Our team met in person on Thursday, October 26. Previously, Luke and I had a conversation about decorating our space and decided that we wanted to make our space as much like a garden as possible, and that meant that we would be purchasing and including live plants! Luckily we scouted out a local garden store that delivered to Ravensbourne, making our lives far easier. We did some intense budget shopping for plants and scheduled the delivery for later that afternoon. In the meantime, Edoardo, Luke, and I began to plan how we wanted to bring our vision to life. We spent much of the first day drawing plans and figuring out creative ways to integrate the mannequins that were scattered throughout the floor (our floor was the fashion student wing of the university). We left feeling confident and excited!
Friday was spent meeting our session facilitators, hanging decorations, and working out last minute kinks in the schedule. This was an incredibly busy (and highly enjoyable!) day. We really wanted to bring the garden vision to life, and that meant that we were going to create a giant paper tree as the centerpiece. This turned into two trees, one of which included vines hanging from the ceiling!

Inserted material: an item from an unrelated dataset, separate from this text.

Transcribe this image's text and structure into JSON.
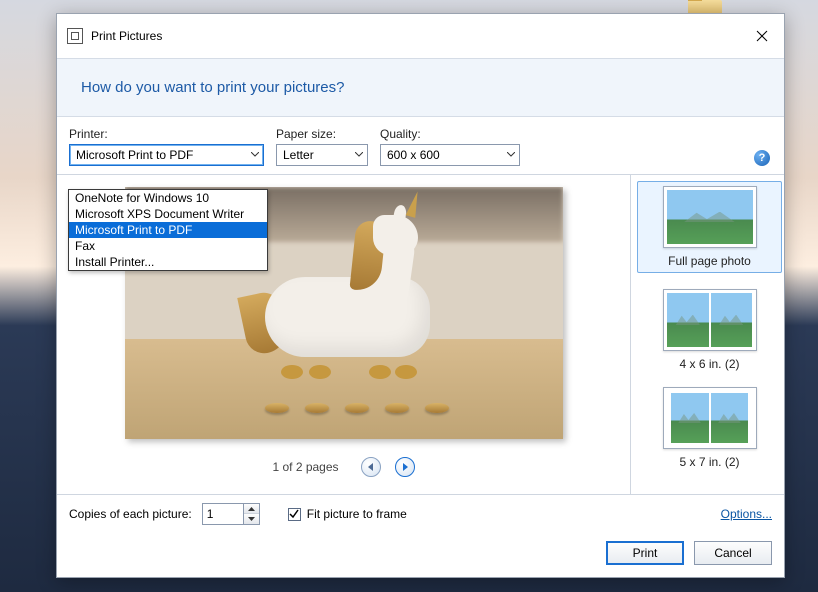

Our facilitators often remarked that they appreciated how much effort we put into making the space look like a garden, and how they loved our commitment to making sure that they had what they needed. We left Friday night with a fully decorated space and looking forward to a two days of awesome sessions.
At some point in the planning conversations, we had decided that since our space is a garden, and we were the space curators, that it made sense for us to dress like gardeners! Luke did an awesome job ordering us outfits and we spent the entire weekend wearing them as we tended to our decorations and plants (and made sure that our sessions ran smoothly and that our facilitators had what they needed, of course).
Getting in the Van
We were determined to not let the small size of our team hinder our ability to create an impactful space and provide an excellent experience to facilitators and attendees. We took minimal breaks throughout the days leading up to the festival, and both days during the event. I had been listening to lots of Henry Rollins leading up to the festival, and was telling Luke about how the phrase get in the van came to be a battlecry for those who just simply get things done. We were reflecting on the experience and how we could have given in to frustration and stress at any point due to losing team mates and becoming overwhelmed, but instead we chose to get in the van each time. Each day of the festival we got into the van. During some stressful moments when we needed to do last minute fixes to the schedule, we got in the van. When we were exhausted after ten hours of setting up our space but still needed to move around desks and chairs, we got in the van! Our facilitators and attendees were happy that we did and witnessing (and hearing) them mention how great they thought our space was, how much they enjoyed the sessions, and how much people loved experiencing our garden felt incredible.
The weeks leading up to the festival were so filled with lots of late night thoughts and meetings about the space, and it felt strange once the festival finished. It was cathartic but also somewhat sad in the way that it always is once a massive event or project finishes. I greatly appreciate the dedication, brilliance, and hard work that my team mates put into our space. I have the utmost respect and admiration for them, and will continue to get in the van knowing that I have such incredible peers by my side.